When you’re the new supervisor/manager on the job, there are many things running through your mind. Whether you’re previously experienced new to the company, promoted from within the ranks or brand spanking/wet behind the ears new, you’re excited and nervous. Did I get that name right, where do they keep the coffee filters, will they like me? You’ll also have many distractions as well while everyone vies for your attention. Now that you’re first day is finished and you’re done being paraded around the office like a new species at the Zoological society you are ready to start and hit that warehouse floor running!
You are going to be innovative and think outside the box and want to employ theories you’ve learned and make your mark on the world! HOLD ON THERE ONE MINUTE! Take a deep breath my friend. Have you learned the lay of the land and pecking order? What’s the ebb and flow in the warehouse? Have you even brought in donuts yet? This is your best time to listen and learn about the warehouse. Listen to their safety concerns.
You really still want to make your mark? Start by looking at the safety aspects of the warehouse. Are there any glaring safety hazards that need immediate attention and what is the warehouse’s accident record? Make your mark by enforcing safety standards to protect your staff, the company and their families. Don’t try to be Mr. Nice guy and turn a blind eye to safety. You will only be rewarded with depositions, court proceedings, lawyers and lots of regret and guilt. You don’t have to be the Hammer of Thor either, but when they tell you, but we’ve always done it that way, make it known in your corrective criticism that safety is seriously taken by you and this is how it’s going to be done because it’s the safe way.
Another way to make your mark, continue or start having safety meetings on a regular basis and make them interesting. It doesn’t have to be you standing in front of a group talking all the time. If you cover LOTO (lock out tag out), why not have one of the operators do a live demonstration for the group. Actually show where on that piece of equipment you should do the LOTO, how to properly use the lock and write on the tag. Reward the employee doing the demo with a breakfast or lunch. It’ll really get safety off to a good start.

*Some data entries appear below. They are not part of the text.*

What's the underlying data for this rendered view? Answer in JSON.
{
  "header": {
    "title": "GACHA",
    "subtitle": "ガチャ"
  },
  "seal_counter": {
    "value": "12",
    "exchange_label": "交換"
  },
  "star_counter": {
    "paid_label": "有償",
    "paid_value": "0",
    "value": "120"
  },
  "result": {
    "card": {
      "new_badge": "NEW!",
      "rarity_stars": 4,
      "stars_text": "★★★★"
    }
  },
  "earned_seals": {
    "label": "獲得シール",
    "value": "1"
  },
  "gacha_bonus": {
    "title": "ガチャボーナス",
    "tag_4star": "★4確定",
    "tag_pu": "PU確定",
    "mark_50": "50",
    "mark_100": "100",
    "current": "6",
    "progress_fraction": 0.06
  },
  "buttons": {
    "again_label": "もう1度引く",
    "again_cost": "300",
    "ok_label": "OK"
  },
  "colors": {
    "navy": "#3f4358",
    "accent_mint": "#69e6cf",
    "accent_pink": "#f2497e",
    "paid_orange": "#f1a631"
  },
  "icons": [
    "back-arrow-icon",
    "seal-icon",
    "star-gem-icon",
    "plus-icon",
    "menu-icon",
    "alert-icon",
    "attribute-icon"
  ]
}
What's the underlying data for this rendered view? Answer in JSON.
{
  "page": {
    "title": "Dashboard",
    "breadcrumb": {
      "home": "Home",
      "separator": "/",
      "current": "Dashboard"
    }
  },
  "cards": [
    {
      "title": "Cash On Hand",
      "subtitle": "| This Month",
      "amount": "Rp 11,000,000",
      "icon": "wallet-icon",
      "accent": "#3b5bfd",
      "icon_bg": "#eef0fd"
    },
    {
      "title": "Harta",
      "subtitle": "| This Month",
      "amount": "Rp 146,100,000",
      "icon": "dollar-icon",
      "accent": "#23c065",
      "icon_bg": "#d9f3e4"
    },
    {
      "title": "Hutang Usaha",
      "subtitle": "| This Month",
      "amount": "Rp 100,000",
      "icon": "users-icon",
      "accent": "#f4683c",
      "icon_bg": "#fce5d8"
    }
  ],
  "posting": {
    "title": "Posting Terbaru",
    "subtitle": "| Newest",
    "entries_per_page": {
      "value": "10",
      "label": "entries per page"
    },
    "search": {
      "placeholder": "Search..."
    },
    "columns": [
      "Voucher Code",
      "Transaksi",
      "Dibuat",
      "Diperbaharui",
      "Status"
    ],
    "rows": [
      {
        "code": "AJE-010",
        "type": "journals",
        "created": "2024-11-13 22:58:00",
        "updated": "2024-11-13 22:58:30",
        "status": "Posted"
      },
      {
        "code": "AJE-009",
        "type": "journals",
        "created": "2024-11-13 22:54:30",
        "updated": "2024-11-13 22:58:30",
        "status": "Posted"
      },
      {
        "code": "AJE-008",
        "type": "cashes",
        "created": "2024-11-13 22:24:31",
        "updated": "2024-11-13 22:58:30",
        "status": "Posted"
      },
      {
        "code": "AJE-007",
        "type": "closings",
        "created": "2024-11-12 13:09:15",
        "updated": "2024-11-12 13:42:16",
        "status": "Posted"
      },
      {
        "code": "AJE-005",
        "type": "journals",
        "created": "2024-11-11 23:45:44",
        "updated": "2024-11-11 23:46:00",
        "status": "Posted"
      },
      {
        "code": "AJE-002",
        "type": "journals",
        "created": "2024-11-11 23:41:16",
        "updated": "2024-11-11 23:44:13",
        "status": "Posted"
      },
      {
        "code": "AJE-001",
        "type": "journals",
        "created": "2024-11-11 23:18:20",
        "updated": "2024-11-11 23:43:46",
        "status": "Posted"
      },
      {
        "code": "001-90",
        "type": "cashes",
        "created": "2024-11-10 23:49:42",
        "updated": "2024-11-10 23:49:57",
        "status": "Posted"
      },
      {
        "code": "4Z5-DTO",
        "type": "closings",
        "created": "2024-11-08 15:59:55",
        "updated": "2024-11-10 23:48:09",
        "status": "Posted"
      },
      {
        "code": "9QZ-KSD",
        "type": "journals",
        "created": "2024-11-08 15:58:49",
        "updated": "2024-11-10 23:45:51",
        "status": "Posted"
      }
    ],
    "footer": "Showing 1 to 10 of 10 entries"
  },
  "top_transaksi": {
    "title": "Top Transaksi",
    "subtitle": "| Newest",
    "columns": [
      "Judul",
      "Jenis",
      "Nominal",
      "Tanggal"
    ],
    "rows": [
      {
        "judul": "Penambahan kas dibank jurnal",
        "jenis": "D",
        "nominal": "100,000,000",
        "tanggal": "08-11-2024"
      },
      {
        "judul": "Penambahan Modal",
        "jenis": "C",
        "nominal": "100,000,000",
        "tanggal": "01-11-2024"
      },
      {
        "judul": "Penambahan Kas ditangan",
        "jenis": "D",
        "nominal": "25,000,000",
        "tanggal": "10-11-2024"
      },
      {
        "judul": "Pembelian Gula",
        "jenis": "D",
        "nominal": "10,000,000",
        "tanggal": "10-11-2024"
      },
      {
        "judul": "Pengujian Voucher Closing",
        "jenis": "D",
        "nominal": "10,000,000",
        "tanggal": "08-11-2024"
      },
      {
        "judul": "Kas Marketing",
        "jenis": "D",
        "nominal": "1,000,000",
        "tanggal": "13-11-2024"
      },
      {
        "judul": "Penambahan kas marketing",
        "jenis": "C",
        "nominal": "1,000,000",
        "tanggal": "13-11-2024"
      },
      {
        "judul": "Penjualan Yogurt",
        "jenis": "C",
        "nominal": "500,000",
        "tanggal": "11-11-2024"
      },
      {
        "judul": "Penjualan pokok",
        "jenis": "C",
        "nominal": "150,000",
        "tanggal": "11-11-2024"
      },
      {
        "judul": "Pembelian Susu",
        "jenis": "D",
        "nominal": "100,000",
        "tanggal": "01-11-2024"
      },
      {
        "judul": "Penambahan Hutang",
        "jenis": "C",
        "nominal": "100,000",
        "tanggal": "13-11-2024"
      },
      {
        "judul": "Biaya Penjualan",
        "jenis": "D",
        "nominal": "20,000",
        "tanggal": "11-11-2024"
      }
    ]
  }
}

Some places I’ve found the employees think the company doesn’t really care about safety and lose their trust. You can also see it in their apathy towards the safety meetings. When I hear that I always ask the group for specifics and then individuals, since some people are more comfortable speaking one on one rather than in front of others. One of the issues I found was repairs were not being made within a timely manner when reported. Some safety related issues went un-fixed for months. I learned how to enter work orders into the system for the repairs and I started turning them out and made sure they were worded, SAFETY ISSUE. Then I developed a spread sheet with the repair issue reported, the work order number, and expected completion date and posted it so employees could see I was serious. The Maintenance department hated me and I was actual told by one supervisor to lay off the work orders. I pushed back and covered the work orders every daily production meeting and documented everything. I was persistent, and finally broke through the wall and other people began to see the light and it snow balled from there, and we changed the culture.
Forklifts are the number one hazard in your warehouse. Is everyone driving a forklift certified to be on one? Work with Human Resources and see how current there training is, since it should be done every 2 – 3 years. Maybe a refresher course is in order to remind staff checklists need to be done at the beginning of each shift. How do you want them to alert you there is a maintenance issue and don’t cut corners. If the forklift is unsafe to use take the key out and LOTO the forklift. It is NOT acceptable to use while you wait for the tech.
Another area you can make your mark is fueling of the forklifts. If they are battery powered do they know how to safely change out the battery or recharge the battery. Unless you have the maintenance free batteries, do they know that water goes in after the charge, not before? If they are propane do they know to wear goggles and gloves when changing or refueling the tanks? Again, when you do training here, have an employee actually do the change out in front of his peers.
Now that you have safety under control you’ve just sent a very powerful message to everyone. That you are in charge and safety of your staff is priority number 1. I’m not going to kid you, in this current environment companies are doing what they can to survive. The challenge is going to be when you’re asked to put your ethics on hold and look the other way so an order can be completed and delivered on time. It’s your call. Just remember you’re going to have to look at yourself in the mirror. Now that you’re established you can begin looking into implementing some of those other ideas.